Problem description: Among the lines below, copy each one in which "true" appears.
[Start of section]
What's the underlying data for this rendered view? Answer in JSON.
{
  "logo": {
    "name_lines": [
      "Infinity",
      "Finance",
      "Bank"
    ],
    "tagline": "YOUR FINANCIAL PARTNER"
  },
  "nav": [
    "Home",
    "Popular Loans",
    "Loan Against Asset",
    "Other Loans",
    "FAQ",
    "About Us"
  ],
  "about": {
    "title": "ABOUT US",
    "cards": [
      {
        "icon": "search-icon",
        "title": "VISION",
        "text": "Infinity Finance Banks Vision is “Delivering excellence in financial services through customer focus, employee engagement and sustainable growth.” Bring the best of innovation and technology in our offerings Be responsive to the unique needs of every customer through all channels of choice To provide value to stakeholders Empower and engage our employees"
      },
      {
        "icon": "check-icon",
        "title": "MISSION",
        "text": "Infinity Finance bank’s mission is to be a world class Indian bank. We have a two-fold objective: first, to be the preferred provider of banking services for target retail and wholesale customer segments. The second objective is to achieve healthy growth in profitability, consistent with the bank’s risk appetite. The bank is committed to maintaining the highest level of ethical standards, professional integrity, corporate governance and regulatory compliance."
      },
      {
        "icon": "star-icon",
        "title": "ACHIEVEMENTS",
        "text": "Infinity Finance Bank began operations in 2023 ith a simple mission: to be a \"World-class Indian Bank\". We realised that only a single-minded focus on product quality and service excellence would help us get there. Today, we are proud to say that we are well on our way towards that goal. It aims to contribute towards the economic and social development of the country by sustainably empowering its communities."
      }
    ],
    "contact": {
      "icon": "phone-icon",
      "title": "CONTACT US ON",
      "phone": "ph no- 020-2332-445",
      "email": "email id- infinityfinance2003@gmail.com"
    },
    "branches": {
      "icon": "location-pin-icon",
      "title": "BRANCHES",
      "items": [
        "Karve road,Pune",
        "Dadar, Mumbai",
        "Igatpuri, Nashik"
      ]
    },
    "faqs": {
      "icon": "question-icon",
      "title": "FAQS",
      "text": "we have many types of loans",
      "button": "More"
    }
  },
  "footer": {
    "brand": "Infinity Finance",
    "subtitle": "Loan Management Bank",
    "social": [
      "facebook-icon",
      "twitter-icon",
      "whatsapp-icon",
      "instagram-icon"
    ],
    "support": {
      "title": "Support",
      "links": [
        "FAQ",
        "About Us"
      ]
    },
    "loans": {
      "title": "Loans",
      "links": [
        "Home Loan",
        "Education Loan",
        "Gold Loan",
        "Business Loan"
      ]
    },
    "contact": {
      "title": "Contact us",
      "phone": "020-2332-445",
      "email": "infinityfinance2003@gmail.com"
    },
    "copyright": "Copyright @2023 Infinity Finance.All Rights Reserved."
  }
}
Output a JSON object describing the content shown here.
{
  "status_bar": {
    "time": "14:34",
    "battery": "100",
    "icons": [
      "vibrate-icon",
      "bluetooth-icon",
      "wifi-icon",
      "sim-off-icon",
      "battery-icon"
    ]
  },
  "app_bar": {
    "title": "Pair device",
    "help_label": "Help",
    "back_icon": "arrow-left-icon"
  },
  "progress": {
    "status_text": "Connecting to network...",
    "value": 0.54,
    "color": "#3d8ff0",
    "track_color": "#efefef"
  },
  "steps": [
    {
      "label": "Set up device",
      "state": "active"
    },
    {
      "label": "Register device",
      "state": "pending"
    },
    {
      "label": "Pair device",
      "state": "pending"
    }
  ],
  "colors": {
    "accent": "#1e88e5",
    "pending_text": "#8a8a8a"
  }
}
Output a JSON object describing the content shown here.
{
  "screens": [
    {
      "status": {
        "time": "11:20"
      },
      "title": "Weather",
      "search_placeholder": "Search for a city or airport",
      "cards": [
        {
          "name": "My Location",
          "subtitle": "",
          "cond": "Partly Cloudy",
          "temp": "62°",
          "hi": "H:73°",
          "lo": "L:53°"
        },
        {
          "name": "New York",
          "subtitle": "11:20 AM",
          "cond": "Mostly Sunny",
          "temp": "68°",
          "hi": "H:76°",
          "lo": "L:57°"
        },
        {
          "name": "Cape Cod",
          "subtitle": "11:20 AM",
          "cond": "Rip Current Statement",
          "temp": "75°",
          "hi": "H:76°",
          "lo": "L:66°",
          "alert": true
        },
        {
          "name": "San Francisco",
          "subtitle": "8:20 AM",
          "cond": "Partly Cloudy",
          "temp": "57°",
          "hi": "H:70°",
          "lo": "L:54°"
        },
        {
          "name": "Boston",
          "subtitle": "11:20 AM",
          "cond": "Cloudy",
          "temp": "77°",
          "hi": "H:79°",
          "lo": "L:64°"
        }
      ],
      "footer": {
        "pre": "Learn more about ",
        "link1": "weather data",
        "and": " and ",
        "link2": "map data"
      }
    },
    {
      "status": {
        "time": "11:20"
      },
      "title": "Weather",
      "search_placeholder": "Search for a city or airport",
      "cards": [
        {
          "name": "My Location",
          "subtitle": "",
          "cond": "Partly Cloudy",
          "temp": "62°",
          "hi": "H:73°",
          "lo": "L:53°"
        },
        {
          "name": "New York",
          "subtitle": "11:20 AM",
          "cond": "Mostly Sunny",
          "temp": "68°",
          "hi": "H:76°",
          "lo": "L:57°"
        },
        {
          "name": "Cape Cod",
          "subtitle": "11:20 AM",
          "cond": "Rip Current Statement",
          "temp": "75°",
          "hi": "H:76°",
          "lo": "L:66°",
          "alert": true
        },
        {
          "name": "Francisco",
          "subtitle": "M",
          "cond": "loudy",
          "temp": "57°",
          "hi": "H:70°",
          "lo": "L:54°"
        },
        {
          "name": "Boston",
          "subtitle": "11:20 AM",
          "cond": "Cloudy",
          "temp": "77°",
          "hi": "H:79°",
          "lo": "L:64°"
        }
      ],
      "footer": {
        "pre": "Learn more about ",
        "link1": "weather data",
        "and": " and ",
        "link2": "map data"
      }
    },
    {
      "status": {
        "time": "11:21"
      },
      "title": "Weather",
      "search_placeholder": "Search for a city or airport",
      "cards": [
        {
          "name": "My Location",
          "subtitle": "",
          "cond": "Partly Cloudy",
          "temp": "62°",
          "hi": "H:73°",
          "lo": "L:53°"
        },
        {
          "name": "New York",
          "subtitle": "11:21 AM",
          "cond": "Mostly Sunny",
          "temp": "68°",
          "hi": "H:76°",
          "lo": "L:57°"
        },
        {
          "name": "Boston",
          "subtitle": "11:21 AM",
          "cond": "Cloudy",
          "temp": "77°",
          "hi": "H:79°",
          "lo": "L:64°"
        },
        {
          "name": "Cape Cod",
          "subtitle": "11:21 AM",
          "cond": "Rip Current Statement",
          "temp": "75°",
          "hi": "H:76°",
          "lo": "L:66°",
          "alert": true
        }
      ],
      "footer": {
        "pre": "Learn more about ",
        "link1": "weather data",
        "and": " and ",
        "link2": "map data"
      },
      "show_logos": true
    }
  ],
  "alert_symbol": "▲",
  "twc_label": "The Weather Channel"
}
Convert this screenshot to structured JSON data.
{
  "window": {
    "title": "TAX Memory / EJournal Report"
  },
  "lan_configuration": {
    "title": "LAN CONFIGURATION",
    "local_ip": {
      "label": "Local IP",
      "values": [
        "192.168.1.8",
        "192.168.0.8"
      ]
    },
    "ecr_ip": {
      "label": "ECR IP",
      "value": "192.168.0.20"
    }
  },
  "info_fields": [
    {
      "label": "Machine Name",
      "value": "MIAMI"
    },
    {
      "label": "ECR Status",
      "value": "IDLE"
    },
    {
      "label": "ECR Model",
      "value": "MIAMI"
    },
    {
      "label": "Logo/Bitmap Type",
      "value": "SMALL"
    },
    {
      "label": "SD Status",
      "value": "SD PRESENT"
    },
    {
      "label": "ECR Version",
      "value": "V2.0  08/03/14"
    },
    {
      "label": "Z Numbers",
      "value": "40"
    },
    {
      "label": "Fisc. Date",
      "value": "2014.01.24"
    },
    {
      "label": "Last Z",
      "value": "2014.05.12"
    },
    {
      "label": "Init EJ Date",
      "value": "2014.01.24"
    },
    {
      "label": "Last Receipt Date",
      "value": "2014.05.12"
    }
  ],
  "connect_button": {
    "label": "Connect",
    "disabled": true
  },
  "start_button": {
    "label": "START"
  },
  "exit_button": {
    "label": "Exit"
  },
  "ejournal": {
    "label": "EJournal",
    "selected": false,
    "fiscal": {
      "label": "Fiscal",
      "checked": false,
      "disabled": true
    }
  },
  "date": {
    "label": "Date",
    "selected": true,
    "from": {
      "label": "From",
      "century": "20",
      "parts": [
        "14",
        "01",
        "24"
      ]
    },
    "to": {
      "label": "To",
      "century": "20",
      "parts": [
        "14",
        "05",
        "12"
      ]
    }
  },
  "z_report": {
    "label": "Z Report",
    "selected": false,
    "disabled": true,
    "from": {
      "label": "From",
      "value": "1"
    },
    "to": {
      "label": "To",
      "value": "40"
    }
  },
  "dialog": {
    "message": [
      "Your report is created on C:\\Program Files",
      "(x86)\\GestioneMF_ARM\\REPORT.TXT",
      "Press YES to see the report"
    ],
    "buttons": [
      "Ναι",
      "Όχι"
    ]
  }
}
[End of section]
Output for this exercise:
          "alert": true
          "alert": true
          "alert": true
      "show_logos": true
    "disabled": true
      "disabled": true
    "selected": true,
    "disabled": true,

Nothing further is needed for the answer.